November 13, 2013

Cosmic Supercomputing Code Selected as Gordon Bell Finalist

Tiffany Trader
AGN artist concept

The illuminated compact region shining from the center of an active galaxy is known as an active galactic nucleus (AGN). Active galactic nuclei can produce jets of plasma thousands of light-years long. Consider popular images of galaxies speared by intense light. Many astronomers believe that this explosive energy output is powered by supermassive black holes in the center of the AGN’s host galaxy.

Active galaxies and active galactic nuclei are particularly intriguing to physicists because they emit more energy than would be expected. Researchers would like to study the fluid-like mechanics of these cosmic conundrums, but their efforts are stymied by the immense distance. Millions or billions of light-years separate scientists on Earth from the plasma jets, and viewing individual electromagnetic particles through a telescope is impossible.

“Understanding these plasma jets can help explain what is happening to the matter in these objects — how it is accelerated to such high energies and other fundamental physics out of our reach,” said Michael Bussmann, HZDR–Dresden Computational Radiation Physics group leader.

Since direct observation is not possible, a team from Germany’s HZDR–Dresden aimed to reproduce the process computationally. They hoped that a better understanding of plasma jet dynamics would reveal information about the source of the emissions, the active galactic nuclei themselves. The scientists used the number-one ranking US supercomputer, Titan, located at Oak Ridge National Laboratory, to simulate billions of particles in two passing jet streams.

The work earned the team a finalist nomination for the Association of Computing Machinery’s 2013 Gordon Bell Prize. The prize, which recognizes outstanding achievements in HPC, is presented by the Association for Computing Machinery each year in conjunction with the SC Conference series. This year’s winner will be announced at SC13, held November 17–22 in Denver, Colorado.

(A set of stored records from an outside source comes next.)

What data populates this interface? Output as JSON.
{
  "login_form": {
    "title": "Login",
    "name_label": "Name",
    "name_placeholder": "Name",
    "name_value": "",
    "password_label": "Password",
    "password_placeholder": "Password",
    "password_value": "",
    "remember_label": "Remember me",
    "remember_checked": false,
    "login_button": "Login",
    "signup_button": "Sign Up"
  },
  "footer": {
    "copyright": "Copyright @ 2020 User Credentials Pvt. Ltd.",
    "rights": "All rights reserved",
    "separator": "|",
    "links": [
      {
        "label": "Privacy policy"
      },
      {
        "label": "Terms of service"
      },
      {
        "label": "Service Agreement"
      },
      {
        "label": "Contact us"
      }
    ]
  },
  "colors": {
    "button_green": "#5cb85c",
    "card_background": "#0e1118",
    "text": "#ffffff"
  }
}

According to an article on the OLCF website, the research relied on a property of plasma turbulence known as Kelvin-Helmholtz instability (KHI), which occurs where passing plasma streams collide. The process of discovery unfolds by comparison. When two streams pass, KHI reveals information about their comparative density, velocity, direction and so forth. In this way, the scientists were able to discern patterns of particle behavior taking place inside these distant objects.

The plasma jet’s radiative signatures provided additional clues as to the plasma dynamics. While the jet’s particles cannot be viewed from Earth, the radiation can be observed through telescopes.

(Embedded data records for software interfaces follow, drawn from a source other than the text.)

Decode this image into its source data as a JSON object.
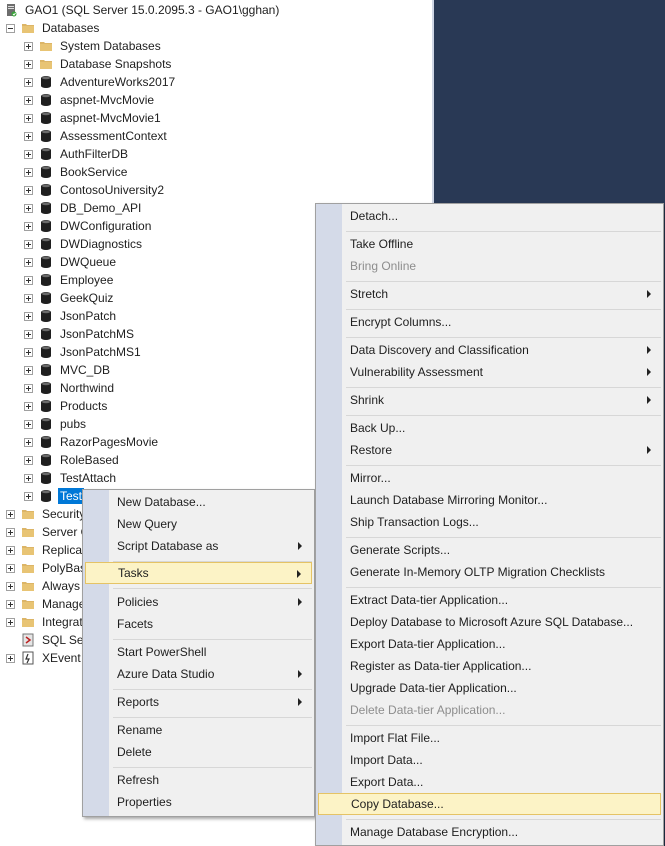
{
  "explorer": {
    "server_label": "GAO1 (SQL Server 15.0.2095.3 - GAO1\\gghan)",
    "databases_label": "Databases",
    "system_databases": "System Databases",
    "database_snapshots": "Database Snapshots",
    "databases": [
      "AdventureWorks2017",
      "aspnet-MvcMovie",
      "aspnet-MvcMovie1",
      "AssessmentContext",
      "AuthFilterDB",
      "BookService",
      "ContosoUniversity2",
      "DB_Demo_API",
      "DWConfiguration",
      "DWDiagnostics",
      "DWQueue",
      "Employee",
      "GeekQuiz",
      "JsonPatch",
      "JsonPatchMS",
      "JsonPatchMS1",
      "MVC_DB",
      "Northwind",
      "Products",
      "pubs",
      "RazorPagesMovie",
      "RoleBased",
      "TestAttach"
    ],
    "selected_database": "Test",
    "server_nodes": [
      "Security",
      "Server O",
      "Replicat",
      "PolyBas",
      "Always",
      "Manage",
      "Integrat",
      "SQL Ser",
      "XEvent"
    ]
  },
  "context_menu": {
    "items": [
      "New Database...",
      "New Query",
      "Script Database as",
      "Tasks",
      "Policies",
      "Facets",
      "Start PowerShell",
      "Azure Data Studio",
      "Reports",
      "Rename",
      "Delete",
      "Refresh",
      "Properties"
    ]
  },
  "tasks_menu": {
    "items": [
      "Detach...",
      "Take Offline",
      "Bring Online",
      "Stretch",
      "Encrypt Columns...",
      "Data Discovery and Classification",
      "Vulnerability Assessment",
      "Shrink",
      "Back Up...",
      "Restore",
      "Mirror...",
      "Launch Database Mirroring Monitor...",
      "Ship Transaction Logs...",
      "Generate Scripts...",
      "Generate In-Memory OLTP Migration Checklists",
      "Extract Data-tier Application...",
      "Deploy Database to Microsoft Azure SQL Database...",
      "Export Data-tier Application...",
      "Register as Data-tier Application...",
      "Upgrade Data-tier Application...",
      "Delete Data-tier Application...",
      "Import Flat File...",
      "Import Data...",
      "Export Data...",
      "Copy Database...",
      "Manage Database Encryption..."
    ]
  },
  "colors": {
    "selection": "#0078d7",
    "menu_highlight": "#fcf3c6",
    "menu_highlight_border": "#e5c365",
    "background_right": "#293955"
  }
}
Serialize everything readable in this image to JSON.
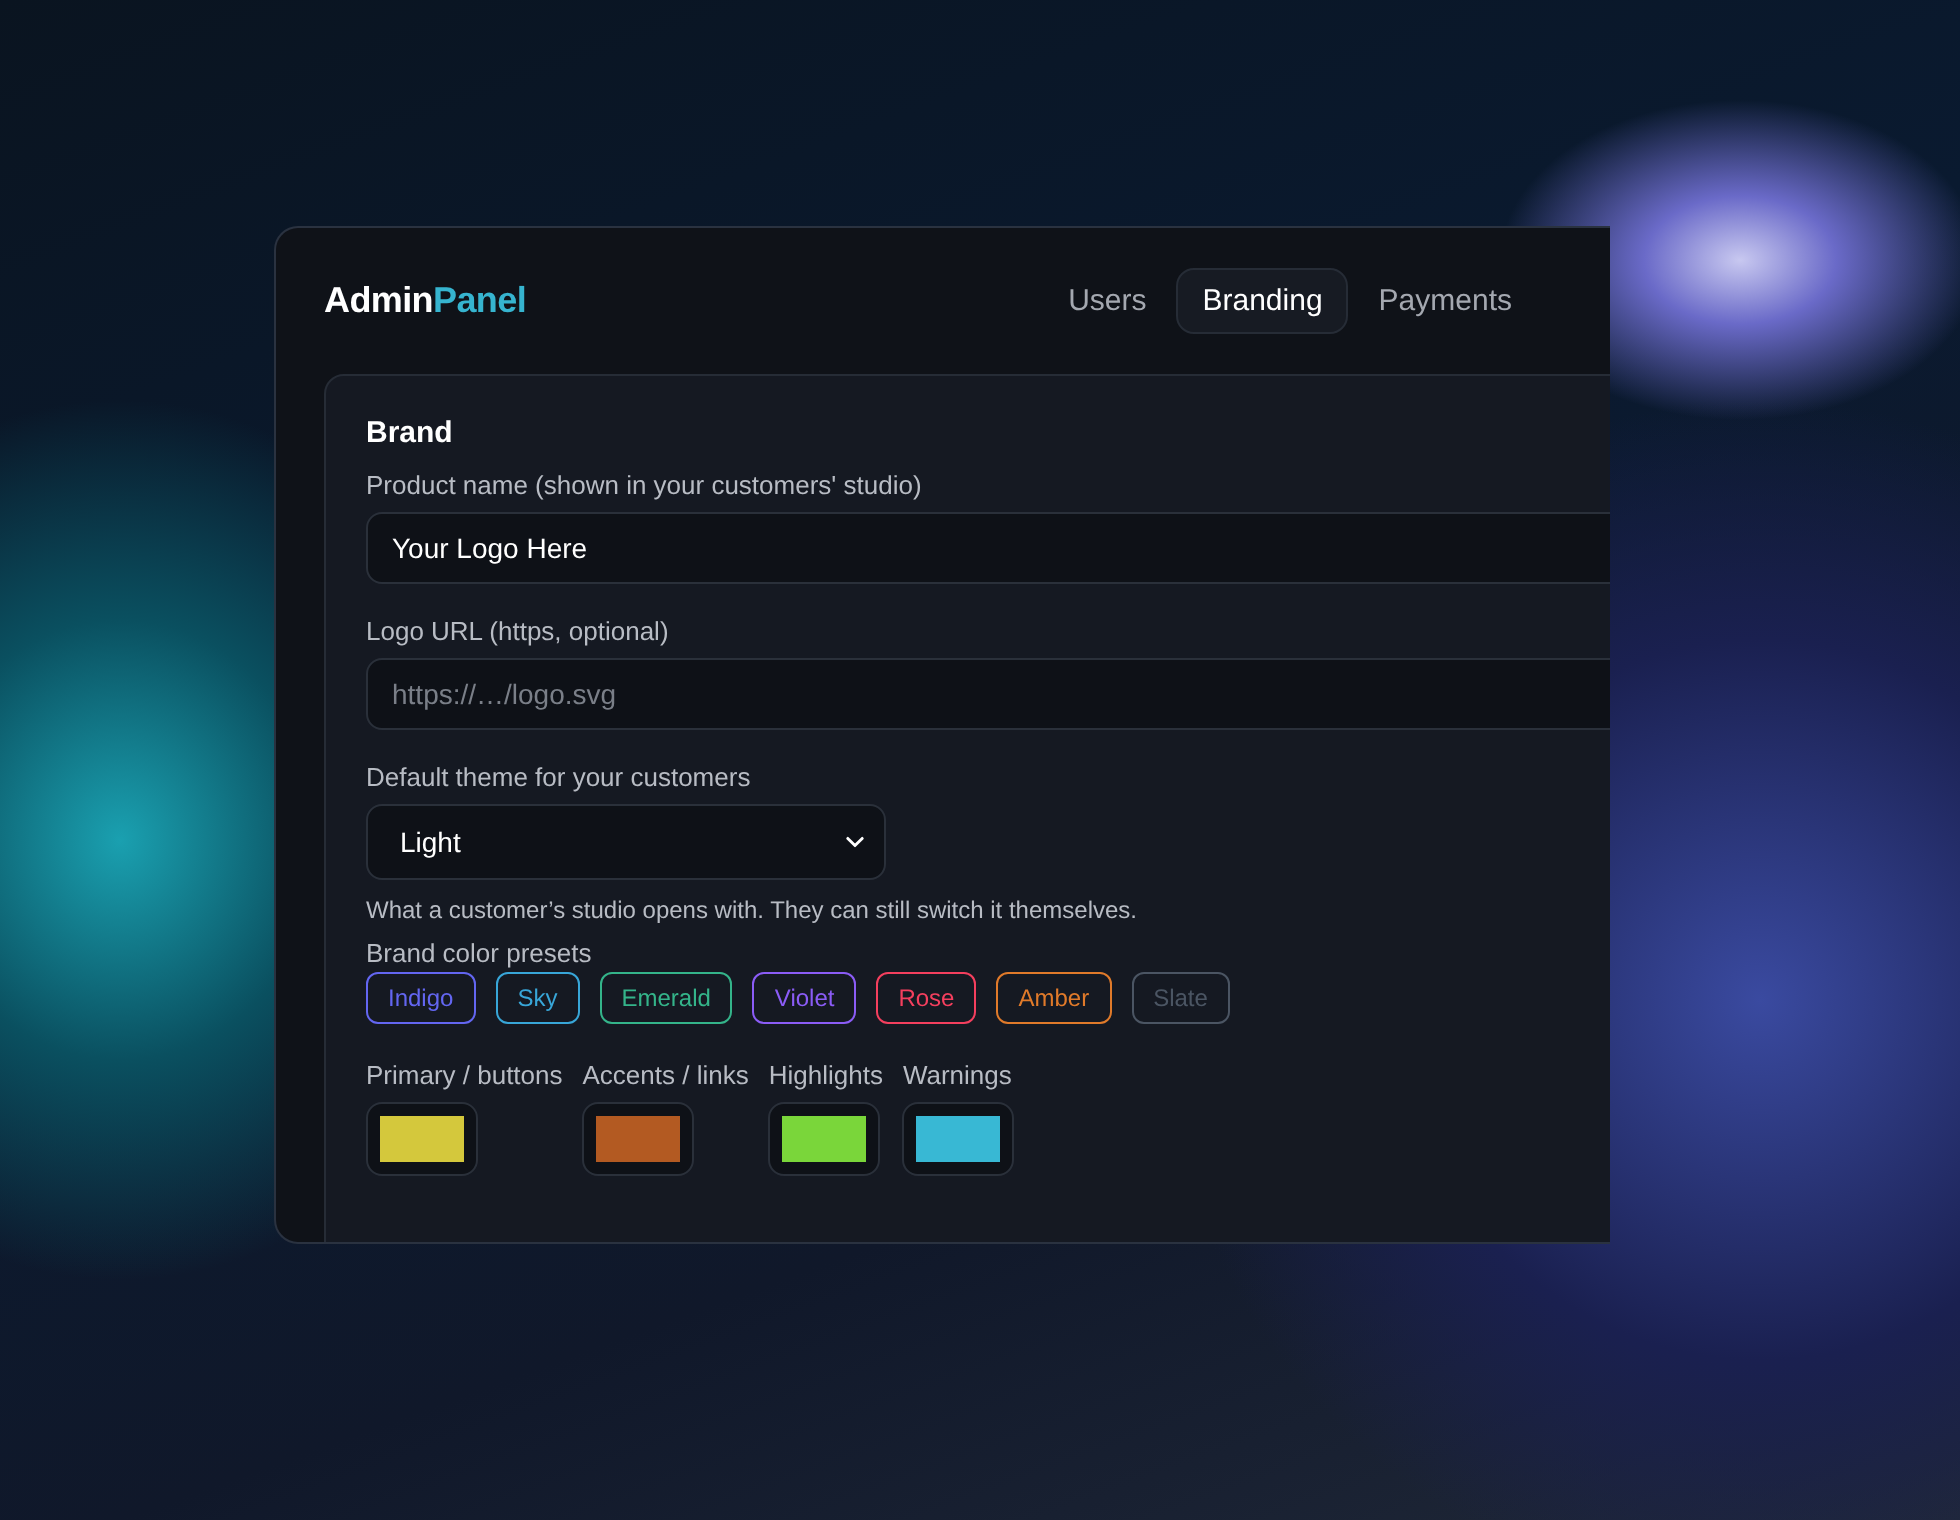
{
  "header": {
    "logo_primary": "Admin",
    "logo_accent": "Panel"
  },
  "tabs": [
    {
      "label": "Users",
      "selected": false
    },
    {
      "label": "Branding",
      "selected": true
    },
    {
      "label": "Payments",
      "selected": false
    }
  ],
  "brand": {
    "title": "Brand",
    "product_name": {
      "label": "Product name (shown in your customers' studio)",
      "value": "Your Logo Here"
    },
    "logo_url": {
      "label": "Logo URL (https, optional)",
      "placeholder": "https://…/logo.svg"
    },
    "theme": {
      "label": "Default theme for your customers",
      "value": "Light",
      "help": "What a customer’s studio opens with. They can still switch it themselves."
    },
    "presets_label": "Brand color presets",
    "presets": [
      {
        "label": "Indigo",
        "color": "#6366f1"
      },
      {
        "label": "Sky",
        "color": "#38a6d8"
      },
      {
        "label": "Emerald",
        "color": "#34b48a"
      },
      {
        "label": "Violet",
        "color": "#8b5cf6"
      },
      {
        "label": "Rose",
        "color": "#f43f5e"
      },
      {
        "label": "Amber",
        "color": "#e07a2a"
      },
      {
        "label": "Slate",
        "color": "#4b5563"
      }
    ],
    "colors": [
      {
        "label": "Primary / buttons",
        "color": "#d4c83c"
      },
      {
        "label": "Accents / links",
        "color": "#b35a22"
      },
      {
        "label": "Highlights",
        "color": "#7ad63a"
      },
      {
        "label": "Warnings",
        "color": "#38b8d4"
      }
    ]
  }
}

Ultimately, the scientists wished to know if it was possible to correlate the radiative signature with individual particles. As Bussmann asks: “Is there a chance to really see what’s happening inside the plasma just by looking at the radiation? We are very limited in our tools to connect plasma dynamics to what we observe, and this is where simulation comes in.”

The KHI simulations revealed structures in the turbulence, like mushrooms or whirlpools. Without the degree of resolution enabled by Titan, such patterns would never have come to light. The simulation on Titan was 46 times larger with a spatial resolution 4.2 times higher than any other kinetic KHI simulations previously performed.

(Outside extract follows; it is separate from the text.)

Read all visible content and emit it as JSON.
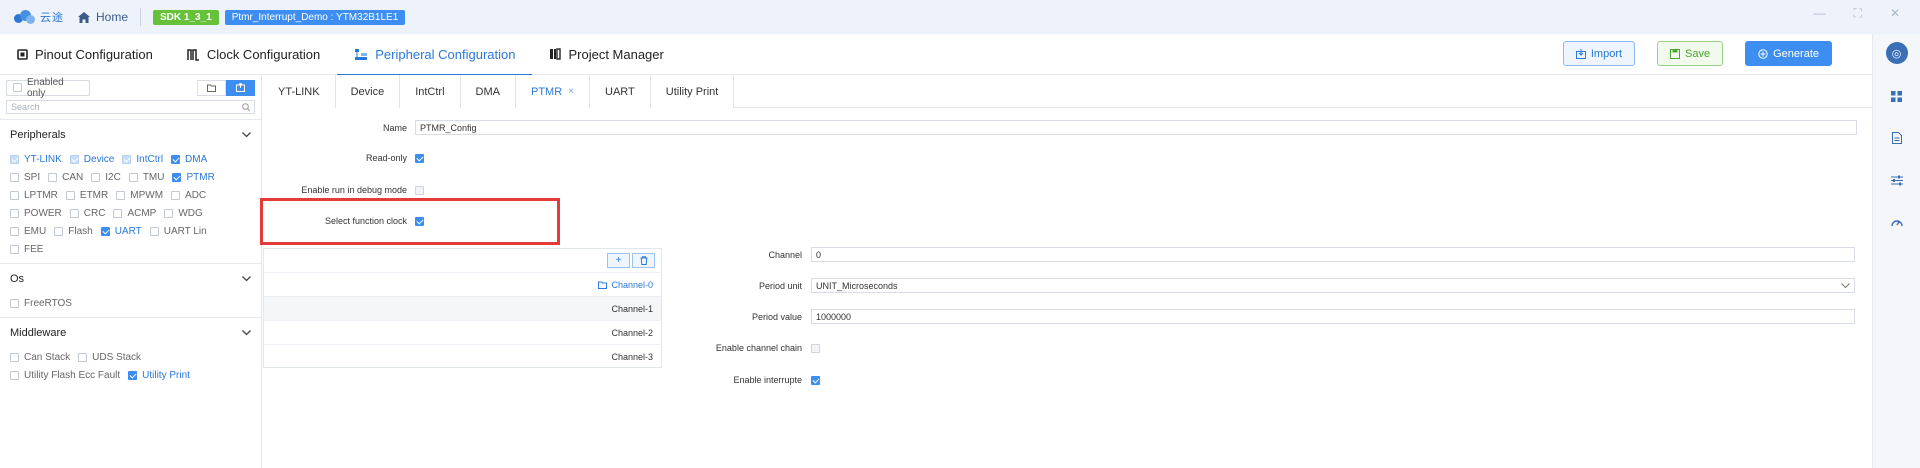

The bulk of the processing power was attributed to Titan’s GPU accelerators. Both the plasma dynamics and emitted radiation computation was done on the GPUs.

With the data generated by Titan, researchers now have a map of radiative signatures that they can begin applying to actual plasma jets.

“We know every spectrum and every direction of the radiation from the Titan simulations, and we can use this information to map the radiative signatures to different objects,” Bussmann said. “By extension, we can use it as an input to predict the dynamics for different plasma jets we observe from Earth.”